_Your task_
Go through the listing below and say how many lines include "Evrak". Give the number by itself.

[[ Listed records, beginning ]]

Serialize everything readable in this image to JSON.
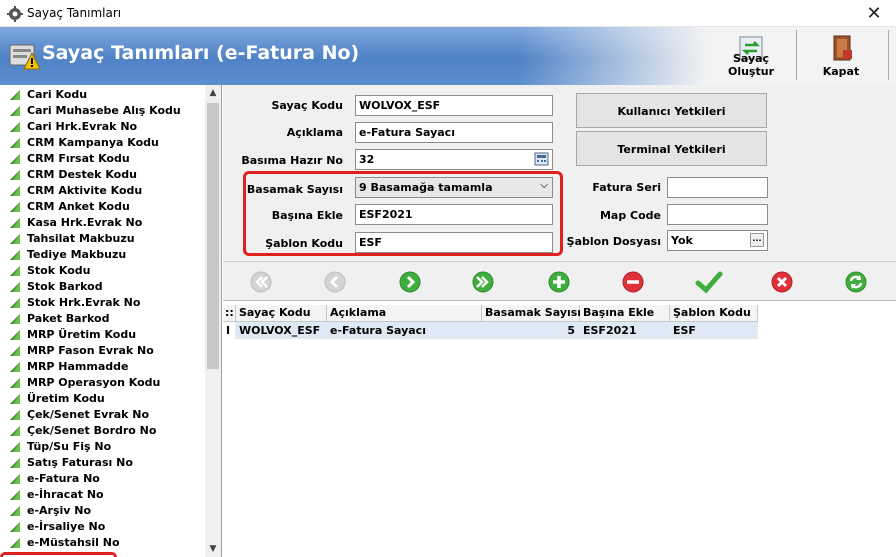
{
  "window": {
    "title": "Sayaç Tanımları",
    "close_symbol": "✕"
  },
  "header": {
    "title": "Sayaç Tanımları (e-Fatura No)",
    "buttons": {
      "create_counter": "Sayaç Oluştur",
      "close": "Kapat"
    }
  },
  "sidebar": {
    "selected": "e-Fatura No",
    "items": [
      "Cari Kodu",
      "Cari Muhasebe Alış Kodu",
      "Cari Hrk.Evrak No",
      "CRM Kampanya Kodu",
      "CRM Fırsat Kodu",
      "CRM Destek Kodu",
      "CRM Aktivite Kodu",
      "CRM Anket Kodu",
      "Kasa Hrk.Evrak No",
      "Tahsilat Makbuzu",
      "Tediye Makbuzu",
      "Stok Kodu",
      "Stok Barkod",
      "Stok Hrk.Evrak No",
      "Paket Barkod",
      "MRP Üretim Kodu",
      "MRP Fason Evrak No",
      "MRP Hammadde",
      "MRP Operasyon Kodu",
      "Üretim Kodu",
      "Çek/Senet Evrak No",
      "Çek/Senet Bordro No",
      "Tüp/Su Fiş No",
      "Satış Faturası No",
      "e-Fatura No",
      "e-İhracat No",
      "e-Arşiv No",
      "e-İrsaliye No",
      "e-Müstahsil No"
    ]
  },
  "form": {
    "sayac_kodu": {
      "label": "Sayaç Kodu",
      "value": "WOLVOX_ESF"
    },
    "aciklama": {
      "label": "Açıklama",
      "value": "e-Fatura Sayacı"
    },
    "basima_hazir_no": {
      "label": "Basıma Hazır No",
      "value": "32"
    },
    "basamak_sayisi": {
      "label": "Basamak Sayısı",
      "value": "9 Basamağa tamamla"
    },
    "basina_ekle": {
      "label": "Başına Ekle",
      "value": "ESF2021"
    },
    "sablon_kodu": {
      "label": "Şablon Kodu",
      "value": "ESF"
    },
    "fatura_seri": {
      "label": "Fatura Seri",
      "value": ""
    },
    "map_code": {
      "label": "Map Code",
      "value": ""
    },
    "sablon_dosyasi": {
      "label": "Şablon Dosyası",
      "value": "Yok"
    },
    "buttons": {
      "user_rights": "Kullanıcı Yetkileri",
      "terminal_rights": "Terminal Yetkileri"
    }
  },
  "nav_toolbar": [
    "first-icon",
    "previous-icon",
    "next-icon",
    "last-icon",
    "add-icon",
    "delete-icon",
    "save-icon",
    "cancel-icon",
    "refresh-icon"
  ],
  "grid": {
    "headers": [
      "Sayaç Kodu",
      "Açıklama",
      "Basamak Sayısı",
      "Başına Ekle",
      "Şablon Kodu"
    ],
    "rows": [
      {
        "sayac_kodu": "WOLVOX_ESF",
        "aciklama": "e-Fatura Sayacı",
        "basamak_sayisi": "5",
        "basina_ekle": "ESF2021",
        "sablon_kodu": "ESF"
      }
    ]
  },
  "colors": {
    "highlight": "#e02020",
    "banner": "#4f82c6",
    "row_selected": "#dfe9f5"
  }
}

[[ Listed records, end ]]
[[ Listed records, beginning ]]

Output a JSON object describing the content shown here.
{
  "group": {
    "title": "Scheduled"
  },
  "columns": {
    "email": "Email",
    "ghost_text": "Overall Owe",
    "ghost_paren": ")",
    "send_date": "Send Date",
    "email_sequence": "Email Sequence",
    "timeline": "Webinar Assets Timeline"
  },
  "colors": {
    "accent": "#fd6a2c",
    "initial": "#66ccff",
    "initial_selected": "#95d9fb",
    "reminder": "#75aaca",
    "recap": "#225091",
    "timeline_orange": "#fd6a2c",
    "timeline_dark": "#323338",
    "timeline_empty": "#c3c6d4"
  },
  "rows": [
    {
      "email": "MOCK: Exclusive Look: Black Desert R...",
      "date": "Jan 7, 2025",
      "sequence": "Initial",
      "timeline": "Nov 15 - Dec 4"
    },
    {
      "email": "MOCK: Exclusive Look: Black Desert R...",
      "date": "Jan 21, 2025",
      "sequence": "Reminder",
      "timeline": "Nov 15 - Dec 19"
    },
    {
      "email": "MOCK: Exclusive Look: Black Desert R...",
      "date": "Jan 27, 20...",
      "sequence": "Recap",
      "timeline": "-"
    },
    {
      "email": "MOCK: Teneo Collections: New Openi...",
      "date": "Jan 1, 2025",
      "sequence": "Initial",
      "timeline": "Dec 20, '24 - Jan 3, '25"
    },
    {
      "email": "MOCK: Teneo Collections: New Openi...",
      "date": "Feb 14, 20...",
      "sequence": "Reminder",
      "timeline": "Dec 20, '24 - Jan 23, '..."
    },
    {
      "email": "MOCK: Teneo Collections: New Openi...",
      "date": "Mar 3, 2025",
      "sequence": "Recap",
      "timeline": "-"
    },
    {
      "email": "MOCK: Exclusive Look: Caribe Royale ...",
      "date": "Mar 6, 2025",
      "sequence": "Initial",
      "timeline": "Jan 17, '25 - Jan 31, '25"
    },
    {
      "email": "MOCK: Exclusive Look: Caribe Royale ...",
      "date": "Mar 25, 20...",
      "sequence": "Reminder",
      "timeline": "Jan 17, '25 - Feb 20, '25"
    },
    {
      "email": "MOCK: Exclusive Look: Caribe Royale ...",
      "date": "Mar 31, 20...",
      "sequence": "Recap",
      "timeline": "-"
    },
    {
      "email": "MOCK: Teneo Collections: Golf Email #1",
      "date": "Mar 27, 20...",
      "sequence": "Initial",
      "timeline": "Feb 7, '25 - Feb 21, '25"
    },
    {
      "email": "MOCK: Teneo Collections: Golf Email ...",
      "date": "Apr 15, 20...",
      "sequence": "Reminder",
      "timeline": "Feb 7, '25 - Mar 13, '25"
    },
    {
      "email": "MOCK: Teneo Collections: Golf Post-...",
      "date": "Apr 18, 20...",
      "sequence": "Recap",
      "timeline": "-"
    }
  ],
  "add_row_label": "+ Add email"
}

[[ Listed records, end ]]

_Written solution_
5